Some of the industries I’ve had the pleasure of working with are:
Steel frame sales. Custom tailors. Life insurance. Investments. Telecom. IT and internet. Funeral sales. Door-to-door vacuum cleaners. Thermal coatings for buildings. Legal services. Dentists. Shipping. Educational products. Accounting services. Copiers. Software. Business credit lines. And the list goes on and on.
These people are all reporting great success.
And they’re all using the EXACT same techniques and principles.
So don’t pigeonhole yourself because you think what works for someone else won’t apply to you. Try it! The worst that can happen is nothing. (Did you hear that? I didn’t say the worst that can happen is you fail or you lose the sale. I said the worst that can happen is nothing. So why be afraid of something that isn’t there?) Just watch out for that one moron coach I mentioned, or you’re likely to be labeled as psychotic for doing something other than cold calling.
Selling Is Stupid
Okay, before you get offended, realize that I’m in sales too! I’m not making fun of selling. I’m saying that it’s stupid when you use my definition of the word. For a refresher, here are my definitions of the words “buying” and “selling:”
Buying: The act of willingly acquiring for money something that you want or need. The buyer generally leaves the transaction feeling happy and satisfied.
Selling: Attempting to convince another that they
want or need your product or service despite the fact that they may not.
The purchaser typically leaves the
transaction with a strong feeling of buyer’s remorse.
Think back to what you’ve been taught in training about doing an excellent follow-up to alleviate buyer’s remorse and minimize cancellations. Now you know why.
With that in mind, does it makes sense to sell to someone? Or does it make sense to get them to buy from you? Think about it. Think about whether the things you’re doing on a day-to-day basis are selling, or if they’re setting people up to buy from you. This is very powerful when properly applied.
Speaking of definitions, when I came up with these, I looked up the standard dictionary definitions to find out what they said. Naturally, I also looked up the definition of cold calling, and was quite surprised and shocked to find this:

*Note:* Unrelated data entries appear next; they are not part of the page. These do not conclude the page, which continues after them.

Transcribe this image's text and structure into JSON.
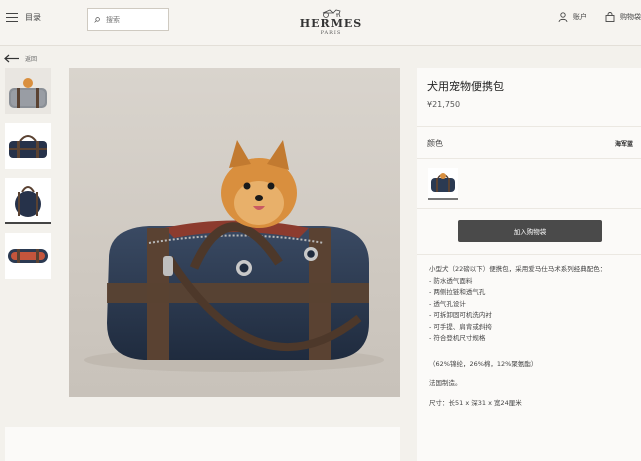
{
  "header": {
    "menu_label": "目录",
    "search_placeholder": "搜索",
    "brand": "HERMES",
    "brand_city": "PARIS",
    "account_label": "账户",
    "cart_label": "购物袋"
  },
  "nav": {
    "back_label": "返回"
  },
  "gallery": {
    "thumbnails": [
      "thumbnail-1",
      "thumbnail-2",
      "thumbnail-3",
      "thumbnail-4"
    ],
    "active_index": 2
  },
  "product": {
    "title": "犬用宠物便携包",
    "price": "¥21,750",
    "color_label": "颜色",
    "color_value": "海军蓝",
    "add_to_cart": "加入购物袋",
    "intro": "小型犬（22磅以下）便携包，采用爱马仕马术系列经典配色：",
    "features": [
      "防水透气面料",
      "两侧拉链和透气孔",
      "透气孔设计",
      "可拆卸固可机洗内衬",
      "可手提、肩背或斜挎",
      "符合登机尺寸规格"
    ],
    "material": "（62%锦纶，26%棉，12%聚氨酯）",
    "origin": "法国制造。",
    "size": "尺寸：长51 x 深31 x 宽24厘米"
  },
  "colors": {
    "bag_navy": "#2b3a52",
    "strap_brown": "#5a4232",
    "button_dark": "#4a4a4a",
    "background": "#f3f1ec",
    "dog_orange": "#d98f3e"
  }
}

Cold calling: The ethically questionable practice of making unsolicited calls to people one does not know in order to solicit new business.
Wow. “Ethically questionable.” That doesn’t speak very highly of cold calling. It’s a reflection on how cold calling is perceived today. It proves that cold calling immediately triggers a lack of trust and a credibility issue.
Maybe some of these know-it-all dictator managers and old-school coaches and trainers should look at this.
Try something different!
Don’t keep doing something that isn’t cutting it!
Don’t put too much trust in managers and coaches who have been out of sales for decades!
And whatever you do, don’t get yourself committed to the psychopathic hospital because you don’t like cold calling!
New York Times best-selling author Frank Rumbauskas is the author of the Never Cold Call Again® System and has won numerous accolades, such as Readers Choice for Business Book of the Year from 800-CEO-READ, and has been named one of Fast Company’s top 30 most influential people online. To learn more, and to download a free 37-page PDF preview of his Never Cold Call Again lead-generation system, visit http://www.nevercoldcall.com/